• ACTIVITY:
Find each line in the records below that contains the word "Load", and copy it out.

Start of EXCERPTED RECORDS

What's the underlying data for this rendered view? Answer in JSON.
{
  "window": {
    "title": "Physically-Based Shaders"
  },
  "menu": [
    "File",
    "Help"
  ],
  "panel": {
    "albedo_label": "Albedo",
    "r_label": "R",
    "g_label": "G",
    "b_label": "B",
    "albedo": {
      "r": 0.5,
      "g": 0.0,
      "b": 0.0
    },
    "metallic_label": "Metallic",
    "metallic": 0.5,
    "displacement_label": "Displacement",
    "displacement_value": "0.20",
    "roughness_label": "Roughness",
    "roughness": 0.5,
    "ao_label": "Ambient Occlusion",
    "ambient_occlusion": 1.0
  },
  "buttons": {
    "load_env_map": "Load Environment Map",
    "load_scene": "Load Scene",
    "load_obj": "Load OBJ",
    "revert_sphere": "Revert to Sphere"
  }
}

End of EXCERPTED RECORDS

• TASK RESULT:
    "load_env_map": "Load Environment Map",
    "load_scene": "Load Scene",
    "load_obj": "Load OBJ",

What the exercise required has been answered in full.